(Records for this exercise begins)

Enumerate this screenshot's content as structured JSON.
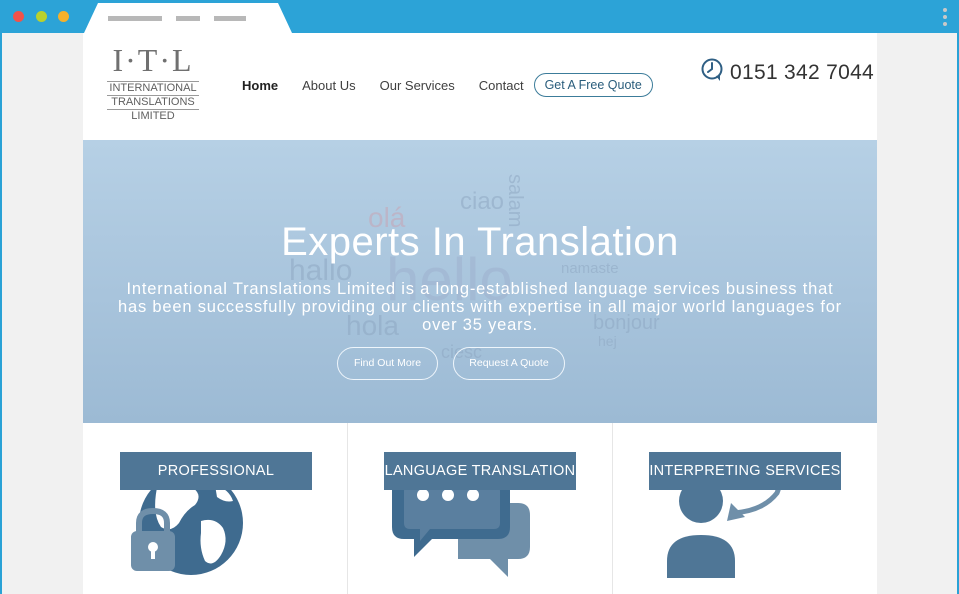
{
  "browser": {
    "tab_icon": "tab-placeholder",
    "menu_icon": "vertical-dots-icon"
  },
  "logo": {
    "mark": "I·T·L",
    "line1": "INTERNATIONAL",
    "line2": "TRANSLATIONS",
    "line3": "LIMITED"
  },
  "nav": {
    "items": [
      {
        "label": "Home"
      },
      {
        "label": "About Us"
      },
      {
        "label": "Our Services"
      },
      {
        "label": "Contact"
      }
    ],
    "quote_label": "Get A Free Quote"
  },
  "phone": {
    "number": "0151 342 7044",
    "icon": "phone-clock-icon"
  },
  "hero": {
    "title": "Experts In Translation",
    "description": "International Translations Limited is a long-established language services business that has been successfully providing our clients with expertise in all major world languages for over 35 years.",
    "find_out_more": "Find Out More",
    "request_quote": "Request A Quote",
    "background_words": [
      "hello",
      "ciao",
      "olá",
      "hallo",
      "hola",
      "salam",
      "namaste",
      "bonjour",
      "hej",
      "ciesc"
    ]
  },
  "features": [
    {
      "label": "PROFESSIONAL",
      "icon": "globe-lock-icon"
    },
    {
      "label": "LANGUAGE TRANSLATION",
      "icon": "speech-bubbles-icon"
    },
    {
      "label": "INTERPRETING SERVICES",
      "icon": "person-speech-icon"
    }
  ],
  "colors": {
    "chrome": "#2ca3d7",
    "hero": "#a9c6de",
    "accent": "#4f7696"
  }
}
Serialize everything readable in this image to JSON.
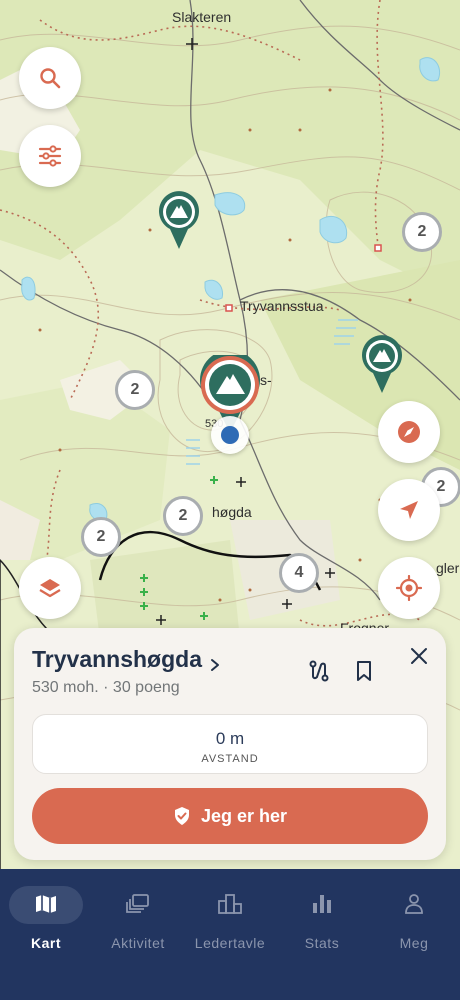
{
  "map": {
    "labels": {
      "slakteren": "Slakteren",
      "tryvannsstua": "Tryvannsstua",
      "hogda": "høgda",
      "s_dash": "s-",
      "elev": "530",
      "frogner": "Frogner",
      "gler": "gler"
    },
    "clusters": {
      "c1": "2",
      "c2": "2",
      "c3": "2",
      "c4": "2",
      "c5": "4",
      "c6": "2"
    }
  },
  "place": {
    "name": "Tryvannshøgda",
    "meta": "530 moh. · 30 poeng",
    "distance_value": "0 m",
    "distance_label": "AVSTAND",
    "checkin_label": "Jeg er her"
  },
  "tabs": [
    {
      "label": "Kart",
      "icon": "map-icon"
    },
    {
      "label": "Aktivitet",
      "icon": "activity-icon"
    },
    {
      "label": "Ledertavle",
      "icon": "leaderboard-icon"
    },
    {
      "label": "Stats",
      "icon": "stats-icon"
    },
    {
      "label": "Meg",
      "icon": "person-icon"
    }
  ],
  "colors": {
    "accent": "#d96a51",
    "nav": "#223560",
    "pin": "#2e6e5f"
  }
}
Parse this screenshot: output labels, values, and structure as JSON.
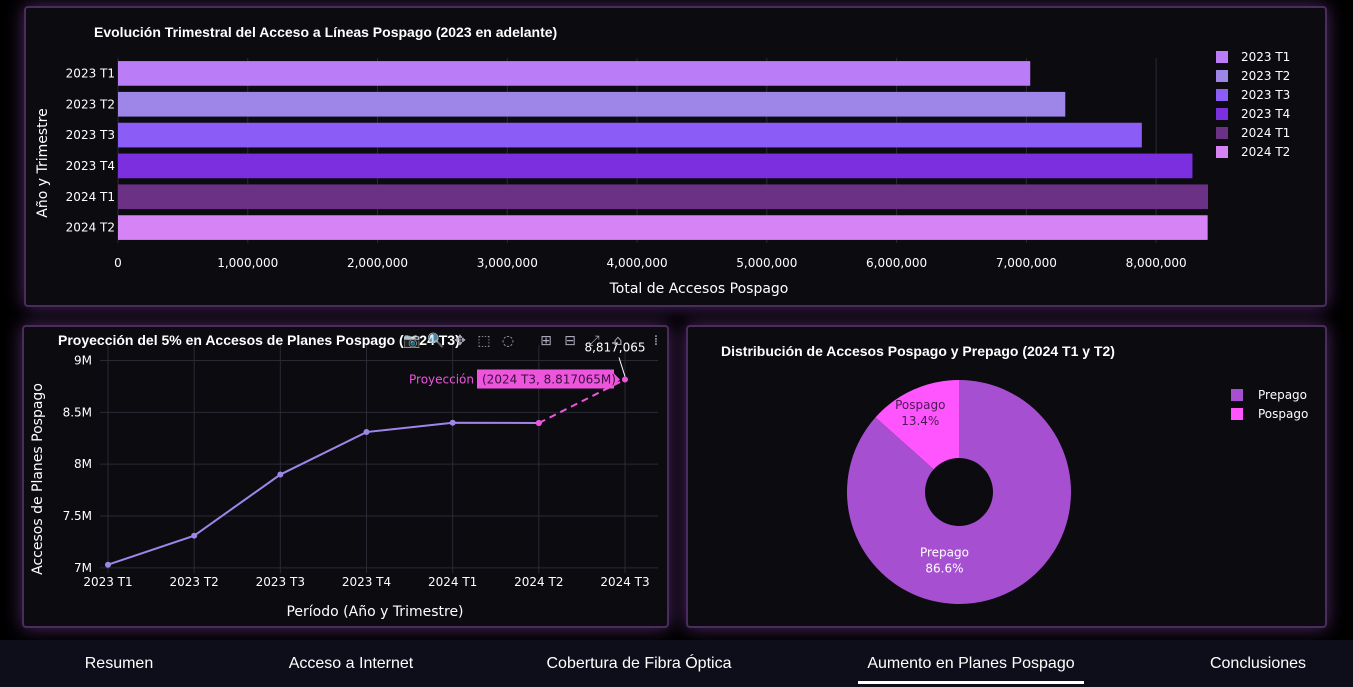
{
  "tabs": [
    {
      "label": "Resumen",
      "active": false
    },
    {
      "label": "Acceso a Internet",
      "active": false
    },
    {
      "label": "Cobertura de Fibra Óptica",
      "active": false
    },
    {
      "label": "Aumento en Planes Pospago",
      "active": true
    },
    {
      "label": "Conclusiones",
      "active": false
    }
  ],
  "modebar": [
    "camera-icon",
    "zoom-icon",
    "pan-icon",
    "box-select-icon",
    "lasso-icon",
    "zoom-in-icon",
    "zoom-out-icon",
    "autoscale-icon",
    "reset-axes-icon",
    "plotly-logo-icon"
  ],
  "chart_data": [
    {
      "type": "bar",
      "orientation": "horizontal",
      "title": "Evolución Trimestral del Acceso a Líneas Pospago (2023 en adelante)",
      "xlabel": "Total de Accesos Pospago",
      "ylabel": "Año y Trimestre",
      "categories": [
        "2023 T1",
        "2023 T2",
        "2023 T3",
        "2023 T4",
        "2024 T1",
        "2024 T2"
      ],
      "values": [
        7030000,
        7300000,
        7890000,
        8280000,
        8400000,
        8397205
      ],
      "colors": [
        "#bb7cf8",
        "#9d86e8",
        "#8c5cf6",
        "#7b2fdf",
        "#6b3184",
        "#d583f5"
      ],
      "xlim": [
        0,
        8500000
      ],
      "xticks": [
        0,
        1000000,
        2000000,
        3000000,
        4000000,
        5000000,
        6000000,
        7000000,
        8000000
      ],
      "xtick_labels": [
        "0",
        "1,000,000",
        "2,000,000",
        "3,000,000",
        "4,000,000",
        "5,000,000",
        "6,000,000",
        "7,000,000",
        "8,000,000"
      ],
      "legend": [
        "2023 T1",
        "2023 T2",
        "2023 T3",
        "2023 T4",
        "2024 T1",
        "2024 T2"
      ],
      "legend_position": "top-right"
    },
    {
      "type": "line",
      "title": "Proyección del 5% en Accesos de Planes Pospago (2024 T3)",
      "xlabel": "Período (Año y Trimestre)",
      "ylabel": "Accesos de Planes Pospago",
      "x": [
        "2023 T1",
        "2023 T2",
        "2023 T3",
        "2023 T4",
        "2024 T1",
        "2024 T2",
        "2024 T3"
      ],
      "series": [
        {
          "values": [
            7030000,
            7310000,
            7900000,
            8310000,
            8400000,
            8397205
          ],
          "color": "#9d86e8",
          "dash": "solid"
        },
        {
          "name": "Proyección",
          "x": [
            "2024 T2",
            "2024 T3"
          ],
          "values": [
            8397205,
            8817065
          ],
          "color": "#ee55dd",
          "dash": "dash"
        }
      ],
      "ylim": [
        6950000,
        9150000
      ],
      "yticks": [
        7000000,
        7500000,
        8000000,
        8500000,
        9000000
      ],
      "ytick_labels": [
        "7M",
        "7.5M",
        "8M",
        "8.5M",
        "9M"
      ],
      "annotation": "8,817,065",
      "hover_label": "Proyección",
      "hover_value": "(2024 T3, 8.817065M)",
      "grid": true
    },
    {
      "type": "pie",
      "hole": true,
      "title": "Distribución de Accesos Pospago y Prepago (2024 T1 y T2)",
      "slices": [
        {
          "label": "Prepago",
          "percent": 86.6,
          "percent_label": "86.6%",
          "color": "#a64fd1"
        },
        {
          "label": "Pospago",
          "percent": 13.4,
          "percent_label": "13.4%",
          "color": "#ff55ff"
        }
      ],
      "legend": [
        "Prepago",
        "Pospago"
      ],
      "legend_position": "top-right"
    }
  ]
}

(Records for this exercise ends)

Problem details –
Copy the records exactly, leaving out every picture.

Response –
Enumerate this screenshot's content as structured JSON.
{
  "browser": {
    "tab_icon": "tab-placeholder",
    "menu_icon": "vertical-dots-icon"
  },
  "logo": {
    "mark": "I·T·L",
    "line1": "INTERNATIONAL",
    "line2": "TRANSLATIONS",
    "line3": "LIMITED"
  },
  "nav": {
    "items": [
      {
        "label": "Home"
      },
      {
        "label": "About Us"
      },
      {
        "label": "Our Services"
      },
      {
        "label": "Contact"
      }
    ],
    "quote_label": "Get A Free Quote"
  },
  "phone": {
    "number": "0151 342 7044",
    "icon": "phone-clock-icon"
  },
  "hero": {
    "title": "Experts In Translation",
    "description": "International Translations Limited is a long-established language services business that has been successfully providing our clients with expertise in all major world languages for over 35 years.",
    "find_out_more": "Find Out More",
    "request_quote": "Request A Quote",
    "background_words": [
      "hello",
      "ciao",
      "olá",
      "hallo",
      "hola",
      "salam",
      "namaste",
      "bonjour",
      "hej",
      "ciesc"
    ]
  },
  "features": [
    {
      "label": "PROFESSIONAL",
      "icon": "globe-lock-icon"
    },
    {
      "label": "LANGUAGE TRANSLATION",
      "icon": "speech-bubbles-icon"
    },
    {
      "label": "INTERPRETING SERVICES",
      "icon": "person-speech-icon"
    }
  ],
  "colors": {
    "chrome": "#2ca3d7",
    "hero": "#a9c6de",
    "accent": "#4f7696"
  }
}
Serialize everything readable in this image to JSON.
{
  "map": {
    "labels": {
      "slakteren": "Slakteren",
      "tryvannsstua": "Tryvannsstua",
      "hogda": "høgda",
      "s_dash": "s-",
      "elev": "530",
      "frogner": "Frogner",
      "gler": "gler"
    },
    "clusters": {
      "c1": "2",
      "c2": "2",
      "c3": "2",
      "c4": "2",
      "c5": "4",
      "c6": "2"
    }
  },
  "place": {
    "name": "Tryvannshøgda",
    "meta": "530 moh. · 30 poeng",
    "distance_value": "0 m",
    "distance_label": "AVSTAND",
    "checkin_label": "Jeg er her"
  },
  "tabs": [
    {
      "label": "Kart",
      "icon": "map-icon"
    },
    {
      "label": "Aktivitet",
      "icon": "activity-icon"
    },
    {
      "label": "Ledertavle",
      "icon": "leaderboard-icon"
    },
    {
      "label": "Stats",
      "icon": "stats-icon"
    },
    {
      "label": "Meg",
      "icon": "person-icon"
    }
  ],
  "colors": {
    "accent": "#d96a51",
    "nav": "#223560",
    "pin": "#2e6e5f"
  }
}
Parse this screenshot: output labels, values, and structure as JSON.
{
  "tabs": [
    {
      "label": "Resumen",
      "active": false
    },
    {
      "label": "Acceso a Internet",
      "active": false
    },
    {
      "label": "Cobertura de Fibra Óptica",
      "active": false
    },
    {
      "label": "Aumento en Planes Pospago",
      "active": true
    },
    {
      "label": "Conclusiones",
      "active": false
    }
  ],
  "modebar": [
    "camera-icon",
    "zoom-icon",
    "pan-icon",
    "box-select-icon",
    "lasso-icon",
    "zoom-in-icon",
    "zoom-out-icon",
    "autoscale-icon",
    "reset-axes-icon",
    "plotly-logo-icon"
  ],
  "chart_data": [
    {
      "type": "bar",
      "orientation": "horizontal",
      "title": "Evolución Trimestral del Acceso a Líneas Pospago (2023 en adelante)",
      "xlabel": "Total de Accesos Pospago",
      "ylabel": "Año y Trimestre",
      "categories": [
        "2023 T1",
        "2023 T2",
        "2023 T3",
        "2023 T4",
        "2024 T1",
        "2024 T2"
      ],
      "values": [
        7030000,
        7300000,
        7890000,
        8280000,
        8400000,
        8397205
      ],
      "colors": [
        "#bb7cf8",
        "#9d86e8",
        "#8c5cf6",
        "#7b2fdf",
        "#6b3184",
        "#d583f5"
      ],
      "xlim": [
        0,
        8500000
      ],
      "xticks": [
        0,
        1000000,
        2000000,
        3000000,
        4000000,
        5000000,
        6000000,
        7000000,
        8000000
      ],
      "xtick_labels": [
        "0",
        "1,000,000",
        "2,000,000",
        "3,000,000",
        "4,000,000",
        "5,000,000",
        "6,000,000",
        "7,000,000",
        "8,000,000"
      ],
      "legend": [
        "2023 T1",
        "2023 T2",
        "2023 T3",
        "2023 T4",
        "2024 T1",
        "2024 T2"
      ],
      "legend_position": "top-right"
    },
    {
      "type": "line",
      "title": "Proyección del 5% en Accesos de Planes Pospago (2024 T3)",
      "xlabel": "Período (Año y Trimestre)",
      "ylabel": "Accesos de Planes Pospago",
      "x": [
        "2023 T1",
        "2023 T2",
        "2023 T3",
        "2023 T4",
        "2024 T1",
        "2024 T2",
        "2024 T3"
      ],
      "series": [
        {
          "values": [
            7030000,
            7310000,
            7900000,
            8310000,
            8400000,
            8397205
          ],
          "color": "#9d86e8",
          "dash": "solid"
        },
        {
          "name": "Proyección",
          "x": [
            "2024 T2",
            "2024 T3"
          ],
          "values": [
            8397205,
            8817065
          ],
          "color": "#ee55dd",
          "dash": "dash"
        }
      ],
      "ylim": [
        6950000,
        9150000
      ],
      "yticks": [
        7000000,
        7500000,
        8000000,
        8500000,
        9000000
      ],
      "ytick_labels": [
        "7M",
        "7.5M",
        "8M",
        "8.5M",
        "9M"
      ],
      "annotation": "8,817,065",
      "hover_label": "Proyección",
      "hover_value": "(2024 T3, 8.817065M)",
      "grid": true
    },
    {
      "type": "pie",
      "hole": true,
      "title": "Distribución de Accesos Pospago y Prepago (2024 T1 y T2)",
      "slices": [
        {
          "label": "Prepago",
          "percent": 86.6,
          "percent_label": "86.6%",
          "color": "#a64fd1"
        },
        {
          "label": "Pospago",
          "percent": 13.4,
          "percent_label": "13.4%",
          "color": "#ff55ff"
        }
      ],
      "legend": [
        "Prepago",
        "Pospago"
      ],
      "legend_position": "top-right"
    }
  ]
}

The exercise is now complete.